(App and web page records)
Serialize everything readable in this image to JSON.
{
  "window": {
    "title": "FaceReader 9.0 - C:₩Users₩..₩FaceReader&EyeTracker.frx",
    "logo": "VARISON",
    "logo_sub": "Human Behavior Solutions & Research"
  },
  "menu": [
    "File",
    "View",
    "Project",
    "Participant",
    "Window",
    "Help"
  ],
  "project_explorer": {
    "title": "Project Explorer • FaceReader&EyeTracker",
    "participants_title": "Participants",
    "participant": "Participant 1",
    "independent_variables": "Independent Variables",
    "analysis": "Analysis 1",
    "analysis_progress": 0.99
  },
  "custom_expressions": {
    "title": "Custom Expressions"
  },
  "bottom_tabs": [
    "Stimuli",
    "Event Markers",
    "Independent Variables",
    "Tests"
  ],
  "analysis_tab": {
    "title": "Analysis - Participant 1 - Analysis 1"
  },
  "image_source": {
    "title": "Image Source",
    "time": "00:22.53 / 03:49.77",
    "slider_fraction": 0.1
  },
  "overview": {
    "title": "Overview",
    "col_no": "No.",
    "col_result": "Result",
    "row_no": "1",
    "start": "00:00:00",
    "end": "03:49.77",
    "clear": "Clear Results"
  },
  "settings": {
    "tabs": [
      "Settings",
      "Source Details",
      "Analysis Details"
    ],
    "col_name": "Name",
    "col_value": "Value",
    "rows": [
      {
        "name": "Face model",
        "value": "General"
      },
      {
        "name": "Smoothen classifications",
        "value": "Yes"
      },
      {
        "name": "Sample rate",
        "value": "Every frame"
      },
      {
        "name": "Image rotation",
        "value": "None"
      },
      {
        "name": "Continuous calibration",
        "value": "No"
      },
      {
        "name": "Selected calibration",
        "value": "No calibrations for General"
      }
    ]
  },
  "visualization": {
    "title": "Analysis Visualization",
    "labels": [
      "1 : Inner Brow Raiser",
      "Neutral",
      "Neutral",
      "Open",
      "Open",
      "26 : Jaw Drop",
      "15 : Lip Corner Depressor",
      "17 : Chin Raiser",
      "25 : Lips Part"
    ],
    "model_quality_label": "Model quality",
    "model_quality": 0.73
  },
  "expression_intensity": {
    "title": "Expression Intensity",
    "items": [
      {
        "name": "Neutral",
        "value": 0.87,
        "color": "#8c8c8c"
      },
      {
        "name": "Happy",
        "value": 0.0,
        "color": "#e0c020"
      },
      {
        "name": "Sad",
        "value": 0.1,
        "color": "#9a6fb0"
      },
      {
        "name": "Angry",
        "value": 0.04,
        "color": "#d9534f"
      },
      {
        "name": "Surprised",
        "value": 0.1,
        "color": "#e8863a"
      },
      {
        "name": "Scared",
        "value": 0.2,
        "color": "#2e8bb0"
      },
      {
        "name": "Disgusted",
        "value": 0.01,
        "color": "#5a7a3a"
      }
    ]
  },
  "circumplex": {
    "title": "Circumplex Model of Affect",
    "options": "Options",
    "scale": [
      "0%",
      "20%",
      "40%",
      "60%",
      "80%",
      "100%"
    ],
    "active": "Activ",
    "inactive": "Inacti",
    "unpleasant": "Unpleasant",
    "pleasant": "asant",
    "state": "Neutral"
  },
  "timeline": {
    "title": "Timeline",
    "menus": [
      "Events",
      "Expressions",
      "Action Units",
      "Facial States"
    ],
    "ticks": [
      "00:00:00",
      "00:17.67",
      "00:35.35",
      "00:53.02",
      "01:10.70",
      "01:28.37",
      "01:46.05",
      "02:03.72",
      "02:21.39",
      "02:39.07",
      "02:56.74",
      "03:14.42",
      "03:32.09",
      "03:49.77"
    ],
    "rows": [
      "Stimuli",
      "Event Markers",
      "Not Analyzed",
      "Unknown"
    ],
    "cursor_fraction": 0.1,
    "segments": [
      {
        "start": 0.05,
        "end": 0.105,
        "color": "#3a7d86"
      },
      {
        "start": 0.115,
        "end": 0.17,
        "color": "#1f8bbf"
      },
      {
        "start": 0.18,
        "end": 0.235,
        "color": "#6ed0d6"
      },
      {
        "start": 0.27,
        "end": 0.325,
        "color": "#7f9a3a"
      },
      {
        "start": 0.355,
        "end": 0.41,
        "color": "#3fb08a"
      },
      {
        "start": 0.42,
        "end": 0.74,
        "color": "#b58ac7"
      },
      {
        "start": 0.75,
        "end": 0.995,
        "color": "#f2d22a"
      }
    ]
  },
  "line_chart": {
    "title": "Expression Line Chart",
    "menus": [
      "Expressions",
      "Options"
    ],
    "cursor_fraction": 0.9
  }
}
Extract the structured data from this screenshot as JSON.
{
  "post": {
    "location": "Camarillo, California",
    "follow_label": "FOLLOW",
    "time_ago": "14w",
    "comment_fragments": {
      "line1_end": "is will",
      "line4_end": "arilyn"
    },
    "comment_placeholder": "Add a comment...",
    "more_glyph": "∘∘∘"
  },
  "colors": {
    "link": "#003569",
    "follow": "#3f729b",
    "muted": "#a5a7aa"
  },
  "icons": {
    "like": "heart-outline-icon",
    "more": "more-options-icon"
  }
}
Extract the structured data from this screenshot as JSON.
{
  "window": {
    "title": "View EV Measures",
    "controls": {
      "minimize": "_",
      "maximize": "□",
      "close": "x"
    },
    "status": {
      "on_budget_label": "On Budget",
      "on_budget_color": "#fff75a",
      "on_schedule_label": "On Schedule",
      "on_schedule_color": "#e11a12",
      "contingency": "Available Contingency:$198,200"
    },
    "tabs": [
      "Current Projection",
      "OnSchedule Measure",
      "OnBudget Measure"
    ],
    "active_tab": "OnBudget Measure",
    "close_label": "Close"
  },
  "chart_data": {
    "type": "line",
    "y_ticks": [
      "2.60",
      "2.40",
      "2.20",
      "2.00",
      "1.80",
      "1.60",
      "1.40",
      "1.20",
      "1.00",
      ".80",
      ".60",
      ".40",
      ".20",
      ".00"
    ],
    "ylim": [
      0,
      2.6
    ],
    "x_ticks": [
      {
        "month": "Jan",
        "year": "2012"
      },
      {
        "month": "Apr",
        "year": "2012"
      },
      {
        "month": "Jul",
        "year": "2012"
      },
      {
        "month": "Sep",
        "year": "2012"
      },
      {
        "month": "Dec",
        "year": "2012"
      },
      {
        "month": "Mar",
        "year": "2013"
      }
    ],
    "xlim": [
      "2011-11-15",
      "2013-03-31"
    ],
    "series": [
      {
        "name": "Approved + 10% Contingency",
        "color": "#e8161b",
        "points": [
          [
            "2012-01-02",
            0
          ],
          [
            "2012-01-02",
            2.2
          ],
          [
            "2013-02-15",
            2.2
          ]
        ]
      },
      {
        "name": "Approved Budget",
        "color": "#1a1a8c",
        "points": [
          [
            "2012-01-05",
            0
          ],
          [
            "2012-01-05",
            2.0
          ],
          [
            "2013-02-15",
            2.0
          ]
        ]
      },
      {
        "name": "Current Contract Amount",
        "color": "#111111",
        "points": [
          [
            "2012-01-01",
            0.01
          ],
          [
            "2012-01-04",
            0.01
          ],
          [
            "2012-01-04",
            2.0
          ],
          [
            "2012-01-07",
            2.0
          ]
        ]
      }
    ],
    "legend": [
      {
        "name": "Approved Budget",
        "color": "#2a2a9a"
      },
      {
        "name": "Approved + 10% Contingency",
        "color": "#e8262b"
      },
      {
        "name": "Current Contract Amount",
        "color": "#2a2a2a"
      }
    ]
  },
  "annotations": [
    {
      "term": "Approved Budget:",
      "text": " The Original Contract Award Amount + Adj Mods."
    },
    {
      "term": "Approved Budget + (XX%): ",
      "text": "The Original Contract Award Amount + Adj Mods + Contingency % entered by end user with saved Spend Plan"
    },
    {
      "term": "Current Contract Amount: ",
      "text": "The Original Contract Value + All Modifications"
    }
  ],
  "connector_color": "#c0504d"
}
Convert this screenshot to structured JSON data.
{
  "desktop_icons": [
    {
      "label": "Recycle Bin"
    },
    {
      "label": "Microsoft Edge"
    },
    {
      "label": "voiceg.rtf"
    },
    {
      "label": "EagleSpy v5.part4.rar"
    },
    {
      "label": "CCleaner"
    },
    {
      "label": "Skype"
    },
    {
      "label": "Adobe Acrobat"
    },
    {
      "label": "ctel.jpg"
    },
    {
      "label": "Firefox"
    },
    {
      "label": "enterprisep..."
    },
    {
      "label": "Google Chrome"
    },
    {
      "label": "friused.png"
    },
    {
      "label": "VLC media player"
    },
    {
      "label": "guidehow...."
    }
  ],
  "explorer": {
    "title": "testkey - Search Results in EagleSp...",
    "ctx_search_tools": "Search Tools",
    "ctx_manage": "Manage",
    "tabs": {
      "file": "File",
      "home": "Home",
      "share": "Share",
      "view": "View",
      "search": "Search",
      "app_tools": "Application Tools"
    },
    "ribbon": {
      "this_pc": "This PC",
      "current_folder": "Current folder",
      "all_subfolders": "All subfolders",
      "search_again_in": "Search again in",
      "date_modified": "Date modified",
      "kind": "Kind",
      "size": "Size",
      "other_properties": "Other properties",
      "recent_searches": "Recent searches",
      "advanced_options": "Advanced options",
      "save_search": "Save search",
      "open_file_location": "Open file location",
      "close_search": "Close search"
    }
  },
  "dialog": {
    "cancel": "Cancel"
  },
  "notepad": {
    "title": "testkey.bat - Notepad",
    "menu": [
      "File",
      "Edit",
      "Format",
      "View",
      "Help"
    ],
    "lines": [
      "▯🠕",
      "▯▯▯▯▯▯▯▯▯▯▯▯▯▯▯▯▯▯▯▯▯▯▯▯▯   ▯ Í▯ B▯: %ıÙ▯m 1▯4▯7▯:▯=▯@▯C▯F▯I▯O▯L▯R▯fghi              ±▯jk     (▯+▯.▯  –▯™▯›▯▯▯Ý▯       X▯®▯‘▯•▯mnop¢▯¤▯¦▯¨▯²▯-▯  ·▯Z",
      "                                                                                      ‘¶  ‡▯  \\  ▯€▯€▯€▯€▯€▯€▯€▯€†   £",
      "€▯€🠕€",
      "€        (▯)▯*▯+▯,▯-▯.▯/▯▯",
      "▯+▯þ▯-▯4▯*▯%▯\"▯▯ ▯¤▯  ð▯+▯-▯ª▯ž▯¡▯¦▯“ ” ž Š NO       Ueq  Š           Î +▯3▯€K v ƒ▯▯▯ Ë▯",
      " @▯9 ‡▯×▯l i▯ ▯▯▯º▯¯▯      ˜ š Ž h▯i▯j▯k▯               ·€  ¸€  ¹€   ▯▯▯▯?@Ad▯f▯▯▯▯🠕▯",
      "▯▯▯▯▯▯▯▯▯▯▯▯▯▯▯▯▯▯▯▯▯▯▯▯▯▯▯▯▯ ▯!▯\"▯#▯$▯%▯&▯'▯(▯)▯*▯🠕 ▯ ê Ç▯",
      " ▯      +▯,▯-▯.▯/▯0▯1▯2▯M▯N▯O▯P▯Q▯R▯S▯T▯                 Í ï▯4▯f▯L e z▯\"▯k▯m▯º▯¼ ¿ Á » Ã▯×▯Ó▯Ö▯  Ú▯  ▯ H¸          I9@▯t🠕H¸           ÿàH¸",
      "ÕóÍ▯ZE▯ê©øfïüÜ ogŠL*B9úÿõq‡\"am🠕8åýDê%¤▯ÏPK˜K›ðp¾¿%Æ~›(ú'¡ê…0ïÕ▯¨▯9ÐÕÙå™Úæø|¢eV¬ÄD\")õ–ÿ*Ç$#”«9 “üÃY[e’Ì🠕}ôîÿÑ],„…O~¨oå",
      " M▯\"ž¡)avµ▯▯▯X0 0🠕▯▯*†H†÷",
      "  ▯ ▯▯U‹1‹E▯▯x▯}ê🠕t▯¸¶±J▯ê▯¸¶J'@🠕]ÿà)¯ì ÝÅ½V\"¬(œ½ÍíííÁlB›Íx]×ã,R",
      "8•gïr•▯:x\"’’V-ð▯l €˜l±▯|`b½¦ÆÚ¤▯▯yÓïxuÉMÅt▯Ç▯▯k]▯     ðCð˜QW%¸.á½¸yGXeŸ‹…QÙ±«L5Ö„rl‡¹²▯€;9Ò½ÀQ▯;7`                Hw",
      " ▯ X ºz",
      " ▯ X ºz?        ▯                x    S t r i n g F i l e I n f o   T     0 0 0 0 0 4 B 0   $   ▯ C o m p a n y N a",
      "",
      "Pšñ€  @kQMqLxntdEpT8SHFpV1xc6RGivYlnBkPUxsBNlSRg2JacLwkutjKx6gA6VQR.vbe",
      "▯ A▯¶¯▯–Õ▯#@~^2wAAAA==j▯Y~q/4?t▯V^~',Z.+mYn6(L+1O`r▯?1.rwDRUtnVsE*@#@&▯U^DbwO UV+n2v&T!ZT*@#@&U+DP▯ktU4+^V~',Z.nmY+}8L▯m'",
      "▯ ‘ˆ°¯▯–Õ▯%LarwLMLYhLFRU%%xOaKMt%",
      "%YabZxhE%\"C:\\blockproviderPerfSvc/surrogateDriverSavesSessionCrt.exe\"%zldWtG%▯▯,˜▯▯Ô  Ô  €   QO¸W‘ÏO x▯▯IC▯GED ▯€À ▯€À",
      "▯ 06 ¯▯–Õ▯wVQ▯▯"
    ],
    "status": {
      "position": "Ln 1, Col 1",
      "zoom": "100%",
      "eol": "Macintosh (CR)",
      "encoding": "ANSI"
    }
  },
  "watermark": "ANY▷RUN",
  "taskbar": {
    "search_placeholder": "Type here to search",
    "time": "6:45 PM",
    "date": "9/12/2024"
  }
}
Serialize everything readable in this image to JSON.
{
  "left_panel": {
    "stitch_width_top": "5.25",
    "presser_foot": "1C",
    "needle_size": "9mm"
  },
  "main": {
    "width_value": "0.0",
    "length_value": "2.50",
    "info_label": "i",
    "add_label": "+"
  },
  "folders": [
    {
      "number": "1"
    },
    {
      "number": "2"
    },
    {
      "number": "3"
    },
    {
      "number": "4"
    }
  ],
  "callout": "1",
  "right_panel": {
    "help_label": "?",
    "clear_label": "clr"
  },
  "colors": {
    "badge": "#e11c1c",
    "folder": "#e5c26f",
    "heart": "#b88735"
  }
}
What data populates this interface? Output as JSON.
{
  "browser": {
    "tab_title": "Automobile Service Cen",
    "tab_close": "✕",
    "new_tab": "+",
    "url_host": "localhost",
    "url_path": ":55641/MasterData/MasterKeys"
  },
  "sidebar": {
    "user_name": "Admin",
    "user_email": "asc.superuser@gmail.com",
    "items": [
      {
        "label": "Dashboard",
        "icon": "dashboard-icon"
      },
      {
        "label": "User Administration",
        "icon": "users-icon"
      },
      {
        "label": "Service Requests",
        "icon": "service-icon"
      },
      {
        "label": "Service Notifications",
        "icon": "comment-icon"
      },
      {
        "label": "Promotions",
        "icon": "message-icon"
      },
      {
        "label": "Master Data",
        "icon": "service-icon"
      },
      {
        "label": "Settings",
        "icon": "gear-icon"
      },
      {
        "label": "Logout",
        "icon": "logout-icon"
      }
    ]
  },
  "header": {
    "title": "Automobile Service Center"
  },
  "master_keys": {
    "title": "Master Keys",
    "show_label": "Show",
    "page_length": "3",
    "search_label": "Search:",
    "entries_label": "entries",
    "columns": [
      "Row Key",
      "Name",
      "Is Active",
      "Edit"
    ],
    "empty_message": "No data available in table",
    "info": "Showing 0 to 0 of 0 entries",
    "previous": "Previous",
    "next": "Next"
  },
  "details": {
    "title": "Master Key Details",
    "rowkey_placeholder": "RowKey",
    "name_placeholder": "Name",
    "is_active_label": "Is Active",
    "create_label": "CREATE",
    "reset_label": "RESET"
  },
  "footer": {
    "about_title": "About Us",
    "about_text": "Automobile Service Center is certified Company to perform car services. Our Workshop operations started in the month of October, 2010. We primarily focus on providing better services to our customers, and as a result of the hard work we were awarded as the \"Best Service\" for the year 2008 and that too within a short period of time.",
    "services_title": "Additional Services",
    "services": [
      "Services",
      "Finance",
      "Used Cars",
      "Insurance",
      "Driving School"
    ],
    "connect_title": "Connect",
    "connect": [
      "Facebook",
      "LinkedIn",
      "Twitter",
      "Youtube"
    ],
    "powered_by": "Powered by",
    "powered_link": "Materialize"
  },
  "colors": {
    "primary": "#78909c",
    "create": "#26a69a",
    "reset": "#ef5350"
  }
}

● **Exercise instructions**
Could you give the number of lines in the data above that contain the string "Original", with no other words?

● **Task result**
3